But right now, due to a lack of scale, they will inevitably be ‘troublesome’ in the early days, demanding low MOQs and more time than ‘commodity’ products. But these guys are the future. Penalising them with premiums now will only serve to stifle their ability to grow within the manufacturers’ four walls.
A new era calls for new thinking. Look past the ‘troublesomes’ and see the ‘game changers.’
So how about we waive those premiums, and co-invest in the early days. Yes, there will be a slight hit on margins at the start, but a collaboration could mean incredible growth potential across the board.
Packaging is another example of where small brands lose out. There is one very reputable provider of drinks packaging who not only charges a premium per unit for a ‘low MOQ’ but also goes on to charge a set up cost on top of it. Low MOQ in this instance is somewhat comical.
I’m not oblivious to the fact that there are some fundamental manufacturing challenges (and costs) associated with running ‘small’ production runs but, these are essentially the large production runs of tomorrow. I’m not saying move to an agile business model overnight, but I am saying be alert to the growth in this sector and if it’s not in the strategy now, it should be.
The same goes for logistics rate cards, lack of scale is penalised.
So how, with so many operational barriers, can the Davids compete with the Goliaths? Economies of scale, that’s how.
When 50 brands suddenly realise how powerful they are when they act as one, everybody wins. Suddenly we’re talking about buying power that not only matches that of the blue-chips but is a lot more exciting. When those brands are collectively growing 70% YoY, I know what I’d be more interested in.
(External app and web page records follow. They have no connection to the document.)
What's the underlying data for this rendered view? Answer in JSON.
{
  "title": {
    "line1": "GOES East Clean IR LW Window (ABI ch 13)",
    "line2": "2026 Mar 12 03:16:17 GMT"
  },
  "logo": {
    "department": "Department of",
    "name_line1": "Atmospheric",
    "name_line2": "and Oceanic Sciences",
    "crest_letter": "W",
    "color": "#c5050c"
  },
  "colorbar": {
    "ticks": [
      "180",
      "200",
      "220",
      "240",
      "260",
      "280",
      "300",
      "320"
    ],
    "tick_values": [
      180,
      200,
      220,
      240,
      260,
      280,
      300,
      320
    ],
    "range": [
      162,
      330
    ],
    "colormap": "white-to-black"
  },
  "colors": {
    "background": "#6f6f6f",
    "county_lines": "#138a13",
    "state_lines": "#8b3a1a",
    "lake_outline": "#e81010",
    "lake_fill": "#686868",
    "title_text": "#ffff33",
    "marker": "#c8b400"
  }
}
When we consolidate buying, capitalise on synergies (how big brand of me), and have a very loud shared voice, we make change! That change is what will drive this industry forward and I, for one, can’t wait to see a whole new ‘status quo’.